International Darwin Day seeks to inspire people around the globe to reflect and act on the noble principles of intellectual bravery, perpetual curiosity, scientific thinking, and a hunger for truth. Principals embodied by Charles Darwin.
It will be a day of celebration, activism, and international cooperation for the advancement of science, education, and human well-being.
In 2003 I discovered Charles Darwin. Yes, I should already have known about this genius, however, pursuing a career in sport came before education earlier in my life. My discovery came after I spent many months, as part of a previous job, in the company of Richard Dawkins. This gave me the opportunity to discuss topics such as natural selection and differential reproduction first hand, with one of the leading authorities on Charles Darwin.

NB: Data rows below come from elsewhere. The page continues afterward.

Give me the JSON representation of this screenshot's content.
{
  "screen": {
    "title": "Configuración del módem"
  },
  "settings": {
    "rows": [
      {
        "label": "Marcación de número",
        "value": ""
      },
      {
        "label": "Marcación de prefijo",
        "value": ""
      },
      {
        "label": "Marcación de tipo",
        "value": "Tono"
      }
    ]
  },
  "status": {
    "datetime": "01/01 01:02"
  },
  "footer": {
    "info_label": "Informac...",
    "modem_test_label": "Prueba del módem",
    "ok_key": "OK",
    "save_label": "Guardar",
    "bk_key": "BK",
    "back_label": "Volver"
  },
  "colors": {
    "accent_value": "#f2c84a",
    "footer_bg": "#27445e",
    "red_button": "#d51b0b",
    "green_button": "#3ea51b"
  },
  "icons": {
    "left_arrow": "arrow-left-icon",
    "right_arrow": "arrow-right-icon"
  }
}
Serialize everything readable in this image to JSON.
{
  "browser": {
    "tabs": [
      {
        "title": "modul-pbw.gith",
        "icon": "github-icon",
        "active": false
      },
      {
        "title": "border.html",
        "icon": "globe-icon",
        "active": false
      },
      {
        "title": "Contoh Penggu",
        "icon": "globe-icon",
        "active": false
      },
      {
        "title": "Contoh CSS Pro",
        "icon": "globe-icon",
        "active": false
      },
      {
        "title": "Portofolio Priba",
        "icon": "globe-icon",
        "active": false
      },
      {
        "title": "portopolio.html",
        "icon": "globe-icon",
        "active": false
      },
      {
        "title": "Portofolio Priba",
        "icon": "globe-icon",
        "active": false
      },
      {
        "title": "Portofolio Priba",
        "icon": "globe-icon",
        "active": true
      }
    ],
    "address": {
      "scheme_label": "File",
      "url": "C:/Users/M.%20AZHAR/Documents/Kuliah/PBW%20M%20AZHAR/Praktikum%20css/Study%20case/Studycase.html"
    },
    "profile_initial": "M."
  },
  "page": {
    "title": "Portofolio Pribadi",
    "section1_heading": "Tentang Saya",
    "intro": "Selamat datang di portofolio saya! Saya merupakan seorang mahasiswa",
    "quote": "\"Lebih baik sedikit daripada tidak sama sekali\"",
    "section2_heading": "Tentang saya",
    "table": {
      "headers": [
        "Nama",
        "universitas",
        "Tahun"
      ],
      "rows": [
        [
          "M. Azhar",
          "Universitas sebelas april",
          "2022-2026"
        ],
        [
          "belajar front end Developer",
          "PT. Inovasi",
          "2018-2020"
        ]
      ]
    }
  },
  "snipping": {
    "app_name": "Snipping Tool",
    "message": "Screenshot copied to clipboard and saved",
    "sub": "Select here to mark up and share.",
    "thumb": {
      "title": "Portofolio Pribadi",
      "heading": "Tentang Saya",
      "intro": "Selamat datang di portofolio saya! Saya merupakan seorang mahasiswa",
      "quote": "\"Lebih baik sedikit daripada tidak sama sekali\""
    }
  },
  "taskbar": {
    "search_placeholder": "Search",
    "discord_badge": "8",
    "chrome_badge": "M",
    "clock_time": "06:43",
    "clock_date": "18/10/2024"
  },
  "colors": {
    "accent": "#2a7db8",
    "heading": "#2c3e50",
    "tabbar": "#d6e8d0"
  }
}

From that point forward I’ve been fascinated by the scientific theories behind why a species of fish is poisonous to birds and other larger fish, but as humans we can touch and eat it; why certain birds can fly and some can’t, and how the industrial revolution and the Clean Air Act of 1956 had a direct effect on the Light and Dark Peppered Moth populations of England.
Such is my enthusiasm for the topic I could talk about these questions all day. I hope schools use the 12th February, the anniversary of Charles Darwin’s death, and International Darwin Day to inspire similar enthusiasm in their students. Encouraging young people to embrace the diversity of the natural world, to explore these big questions and to celebrate the continuing importance of scientific enquiry.